Some of our business partners may use cookies on our site (for example, advertisers). However, we have no access to or control over these cookies and we are not aware of any at present that do so.

Log Files

We use IP addresses to analyse trends, administer the site, track movement, and gather broad demographic information for aggregate use. IP addresses are not linked to personally identifiable information.


This web site contains links to other sites. Please be aware that Mondaq (or its affiliate sites) are not responsible for the privacy practices of such other sites. We encourage our users to be aware when they leave our site and to read the privacy statements of these third party sites. This privacy statement applies solely to information collected by this Web site.

Surveys & Contests
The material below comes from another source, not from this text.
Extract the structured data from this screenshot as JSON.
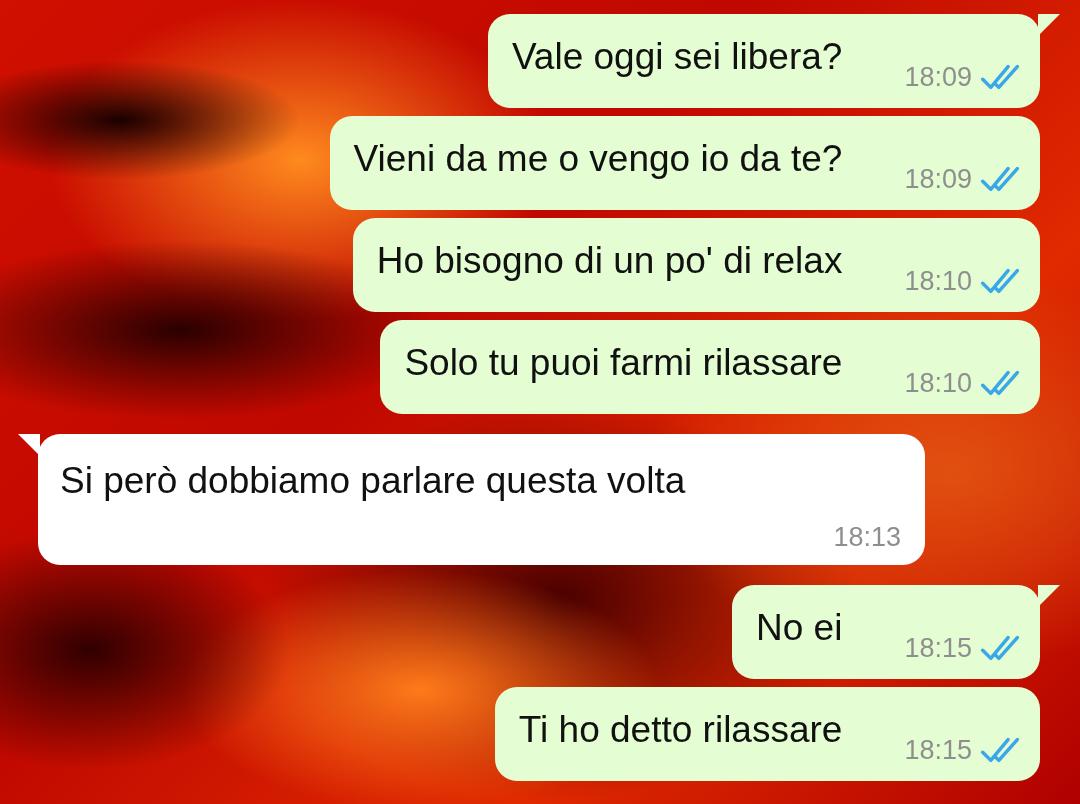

From time-to-time our site requests information from users via surveys or contests. Participation in these surveys or contests is completely voluntary and the user therefore has a choice whether or not to disclose any information requested. Information requested may include contact information (such as name and delivery address), and demographic information (such as postcode, age level). Contact information will be used to notify the winners and award prizes. Survey information will be used for purposes of monitoring or improving the functionality of the site.


If a user elects to use our referral service for informing a friend about our site, we ask them for the friend’s name and email address. Mondaq stores this information and may contact the friend to invite them to register with Mondaq, but they will not be contacted more than once. The friend may contact Mondaq to request the removal of this information from our database.


This website takes every reasonable precaution to protect our users’ information. When users submit sensitive information via the website, your information is protected using firewalls and other security technology. If you have any questions about the security at our website, you can send an email to

Correcting/Updating Personal Information

If a user’s personally identifiable information changes (such as postcode), or if a user no longer desires our service, we will endeavour to provide a way to correct, update or remove that user’s personal data provided to us. This can usually be done at the “Your Profile” page or by sending an email to

Notification of Changes

If we decide to change our Terms & Conditions or Privacy Policy, we will post those changes on our site so our users are always aware of what information we collect, how we use it, and under what circumstances, if any, we disclose it. If at any point we decide to use personally identifiable information in a manner different from that stated at the time it was collected, we will notify users by way of an email. Users will have a choice as to whether or not we use their information in this different manner. We will use information in accordance with the privacy policy under which the information was collected.

How to contact Mondaq

You can contact us with comments or queries at

If for some reason you believe Mondaq Ltd. has not adhered to these principles, please notify us by e-mail at and we will use commercially reasonable efforts to determine and correct the problem promptly.